Jonathan M. Siegel
Office of Tax Analysis
Department of the Treasury
1500 Pennsylvania Avenue, NW
Washington, DC 20220
E-Mail: no email available
NBER Working Papers and Publications
|February 2000||Capital Gains Realizations of the Rich and Sophisticated|
with Alan J. Auerbach: w7532
This paper attempts to bring theoretical and empirical research on capital gains realization behavior closer together by considering whether investors who appear to engage more in strategic tax avoidance activity also respond differently to tax rates. We find that such investors exhibit significantly smaller responses to permanent tax rate changes than other investors. Put another way, a larger part of their response to capital gains tax rates reflects timing, consistent with their closer adherence to tax avoidance strategies emphasizing arbitrage based on tax rate differentials. This finding holds for two alternative specifications of realization behavior, one of which suggests larger permanent responses to capital gains tax rates than those of previous panel studies.

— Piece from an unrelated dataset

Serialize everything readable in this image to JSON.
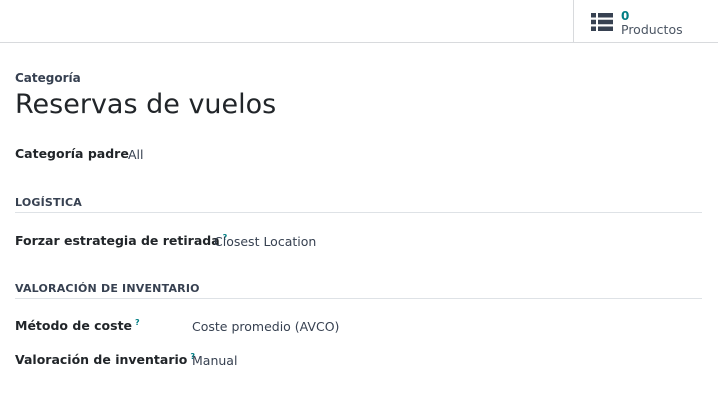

Published: Auerbach, Alan J. and Jonathan M. Siegel. "Capital Gains Realizations Of The Rich And Sophisticated," American Economic Review, 2000, v90(2,May), 276-282. citation courtesy of
|February 1998||Capital Gains Taxation and Tax Avoidance: New Evidence from Panel Data|
with Alan J. Auerbach, Leonard E. Burman: w6399
Previous theoretical analyses of the capital gains tax have suggested that investors have considerable opportunity to avoid the tax. Yet, past empirical work has found relatively little evidence of such activity. Using a previously unavailable panel data set with a very large sample of high-income individuals, this paper aims to bring the theory and evidence closer together by examining the behavior of individual taxpayers over time. Though confirming past findings that avoidance of tax on realized capital gains is not prevalent, we do observe that tax avoidance activity increased after the passage of the Tax Reform Act of 1986, and that high-income, high-wealth and more sophisticated taxpayers were most likely to avoid tax. However, the efficacy of tax avoidance strategies depends on b...
Published: Slemrod, J. (ed.) Does Atlas Shrug? The Economic Consequences of Taxing the Rich. Cambridge: Harvard University Press, 2002.